#### What needs to be done
Each entry must be returned exactly. None may be omitted.

#### Provided data
^^^^^^^^^^^^^^^^

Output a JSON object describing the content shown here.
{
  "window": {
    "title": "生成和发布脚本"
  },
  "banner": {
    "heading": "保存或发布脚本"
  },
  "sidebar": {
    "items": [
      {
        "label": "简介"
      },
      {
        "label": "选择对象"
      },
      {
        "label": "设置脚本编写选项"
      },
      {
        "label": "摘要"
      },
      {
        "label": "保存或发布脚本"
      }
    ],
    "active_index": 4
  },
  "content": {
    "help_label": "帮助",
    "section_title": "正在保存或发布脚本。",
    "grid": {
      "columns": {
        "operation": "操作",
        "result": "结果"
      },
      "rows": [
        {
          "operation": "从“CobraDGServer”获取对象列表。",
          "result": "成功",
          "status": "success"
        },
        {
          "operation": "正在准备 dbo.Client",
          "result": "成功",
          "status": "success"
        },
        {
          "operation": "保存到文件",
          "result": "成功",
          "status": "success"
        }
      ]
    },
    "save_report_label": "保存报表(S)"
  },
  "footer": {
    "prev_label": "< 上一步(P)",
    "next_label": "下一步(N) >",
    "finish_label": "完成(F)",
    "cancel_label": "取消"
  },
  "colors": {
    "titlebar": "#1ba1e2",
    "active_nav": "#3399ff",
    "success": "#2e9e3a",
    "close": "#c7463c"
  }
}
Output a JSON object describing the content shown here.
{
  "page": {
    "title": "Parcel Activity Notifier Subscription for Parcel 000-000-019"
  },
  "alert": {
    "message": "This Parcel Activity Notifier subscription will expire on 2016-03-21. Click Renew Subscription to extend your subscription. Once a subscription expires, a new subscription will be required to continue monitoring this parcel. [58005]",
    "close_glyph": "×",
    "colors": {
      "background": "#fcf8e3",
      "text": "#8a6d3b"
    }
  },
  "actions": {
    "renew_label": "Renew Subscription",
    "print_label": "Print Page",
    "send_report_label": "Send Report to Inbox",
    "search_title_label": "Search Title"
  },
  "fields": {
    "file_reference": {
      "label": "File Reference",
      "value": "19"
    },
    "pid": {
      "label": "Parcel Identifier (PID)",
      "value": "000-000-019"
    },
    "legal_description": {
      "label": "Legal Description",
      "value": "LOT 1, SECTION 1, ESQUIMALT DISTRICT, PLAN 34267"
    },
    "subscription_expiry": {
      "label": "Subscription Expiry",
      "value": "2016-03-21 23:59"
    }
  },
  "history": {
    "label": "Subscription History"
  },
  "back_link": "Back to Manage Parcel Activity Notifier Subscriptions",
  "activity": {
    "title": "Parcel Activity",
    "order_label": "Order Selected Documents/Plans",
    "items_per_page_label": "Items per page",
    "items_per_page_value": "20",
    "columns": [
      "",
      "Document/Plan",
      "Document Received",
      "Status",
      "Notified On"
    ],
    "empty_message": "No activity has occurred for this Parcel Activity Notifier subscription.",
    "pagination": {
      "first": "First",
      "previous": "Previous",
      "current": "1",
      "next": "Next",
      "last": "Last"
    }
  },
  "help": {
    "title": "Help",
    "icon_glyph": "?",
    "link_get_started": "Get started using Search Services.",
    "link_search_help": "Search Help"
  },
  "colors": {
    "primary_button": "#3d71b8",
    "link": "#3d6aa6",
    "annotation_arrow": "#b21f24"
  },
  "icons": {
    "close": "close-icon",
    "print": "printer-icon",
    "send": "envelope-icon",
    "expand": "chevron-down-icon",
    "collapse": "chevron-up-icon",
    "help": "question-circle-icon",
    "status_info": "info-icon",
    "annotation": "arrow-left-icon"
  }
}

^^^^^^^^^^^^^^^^

#### Answer space
Output a JSON object describing the content shown here.
{
  "window": {
    "title": "生成和发布脚本"
  },
  "banner": {
    "heading": "保存或发布脚本"
  },
  "sidebar": {
    "items": [
      {
        "label": "简介"
      },
      {
        "label": "选择对象"
      },
      {
        "label": "设置脚本编写选项"
      },
      {
        "label": "摘要"
      },
      {
        "label": "保存或发布脚本"
      }
    ],
    "active_index": 4
  },
  "content": {
    "help_label": "帮助",
    "section_title": "正在保存或发布脚本。",
    "grid": {
      "columns": {
        "operation": "操作",
        "result": "结果"
      },
      "rows": [
        {
          "operation": "从“CobraDGServer”获取对象列表。",
          "result": "成功",
          "status": "success"
        },
        {
          "operation": "正在准备 dbo.Client",
          "result": "成功",
          "status": "success"
        },
        {
          "operation": "保存到文件",
          "result": "成功",
          "status": "success"
        }
      ]
    },
    "save_report_label": "保存报表(S)"
  },
  "footer": {
    "prev_label": "< 上一步(P)",
    "next_label": "下一步(N) >",
    "finish_label": "完成(F)",
    "cancel_label": "取消"
  },
  "colors": {
    "titlebar": "#1ba1e2",
    "active_nav": "#3399ff",
    "success": "#2e9e3a",
    "close": "#c7463c"
  }
}
Output a JSON object describing the content shown here.
{
  "page": {
    "title": "Parcel Activity Notifier Subscription for Parcel 000-000-019"
  },
  "alert": {
    "message": "This Parcel Activity Notifier subscription will expire on 2016-03-21. Click Renew Subscription to extend your subscription. Once a subscription expires, a new subscription will be required to continue monitoring this parcel. [58005]",
    "close_glyph": "×",
    "colors": {
      "background": "#fcf8e3",
      "text": "#8a6d3b"
    }
  },
  "actions": {
    "renew_label": "Renew Subscription",
    "print_label": "Print Page",
    "send_report_label": "Send Report to Inbox",
    "search_title_label": "Search Title"
  },
  "fields": {
    "file_reference": {
      "label": "File Reference",
      "value": "19"
    },
    "pid": {
      "label": "Parcel Identifier (PID)",
      "value": "000-000-019"
    },
    "legal_description": {
      "label": "Legal Description",
      "value": "LOT 1, SECTION 1, ESQUIMALT DISTRICT, PLAN 34267"
    },
    "subscription_expiry": {
      "label": "Subscription Expiry",
      "value": "2016-03-21 23:59"
    }
  },
  "history": {
    "label": "Subscription History"
  },
  "back_link": "Back to Manage Parcel Activity Notifier Subscriptions",
  "activity": {
    "title": "Parcel Activity",
    "order_label": "Order Selected Documents/Plans",
    "items_per_page_label": "Items per page",
    "items_per_page_value": "20",
    "columns": [
      "",
      "Document/Plan",
      "Document Received",
      "Status",
      "Notified On"
    ],
    "empty_message": "No activity has occurred for this Parcel Activity Notifier subscription.",
    "pagination": {
      "first": "First",
      "previous": "Previous",
      "current": "1",
      "next": "Next",
      "last": "Last"
    }
  },
  "help": {
    "title": "Help",
    "icon_glyph": "?",
    "link_get_started": "Get started using Search Services.",
    "link_search_help": "Search Help"
  },
  "colors": {
    "primary_button": "#3d71b8",
    "link": "#3d6aa6",
    "annotation_arrow": "#b21f24"
  },
  "icons": {
    "close": "close-icon",
    "print": "printer-icon",
    "send": "envelope-icon",
    "expand": "chevron-down-icon",
    "collapse": "chevron-up-icon",
    "help": "question-circle-icon",
    "status_info": "info-icon",
    "annotation": "arrow-left-icon"
  }
}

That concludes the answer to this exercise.